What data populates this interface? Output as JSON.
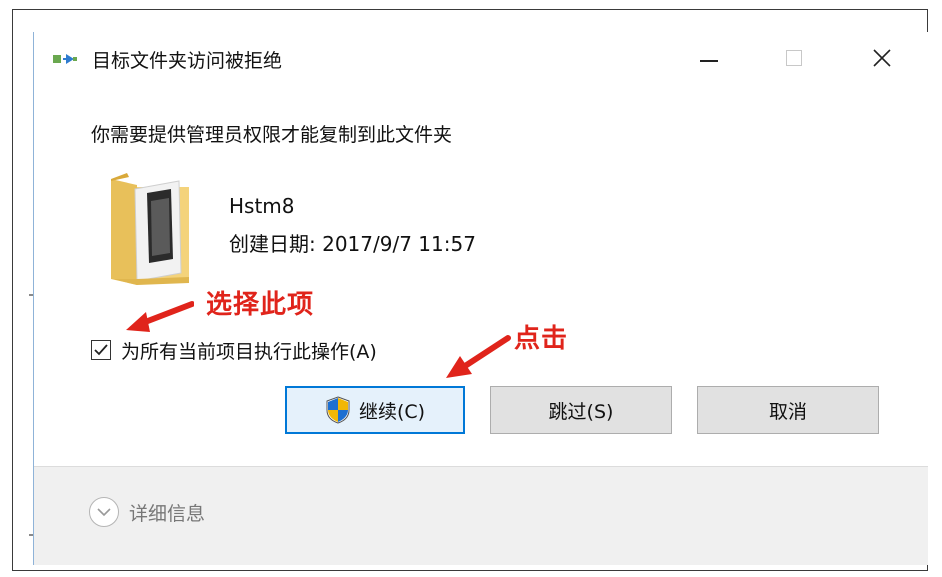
{
  "window": {
    "title": "目标文件夹访问被拒绝",
    "icons": {
      "app": "copy-to-folder-icon",
      "minimize": "minimize-icon",
      "maximize": "maximize-icon",
      "close": "close-icon"
    },
    "close_glyph": "✕"
  },
  "dialog": {
    "message": "你需要提供管理员权限才能复制到此文件夹",
    "item": {
      "icon": "folder-icon",
      "name": "Hstm8",
      "created": "创建日期: 2017/9/7 11:57"
    },
    "checkbox": {
      "label": "为所有当前项目执行此操作(A)",
      "checked": true
    },
    "buttons": {
      "continue_label": "继续(C)",
      "continue_icon": "uac-shield-icon",
      "skip_label": "跳过(S)",
      "cancel_label": "取消"
    },
    "details_label": "详细信息"
  },
  "annotations": {
    "select_hint": "选择此项",
    "click_hint": "点击",
    "color": "#e0241b"
  },
  "colors": {
    "accent": "#0078d7",
    "button_bg": "#e1e1e1",
    "footer_bg": "#f0f0f0"
  }
}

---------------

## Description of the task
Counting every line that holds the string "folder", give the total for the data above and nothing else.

## Reply
2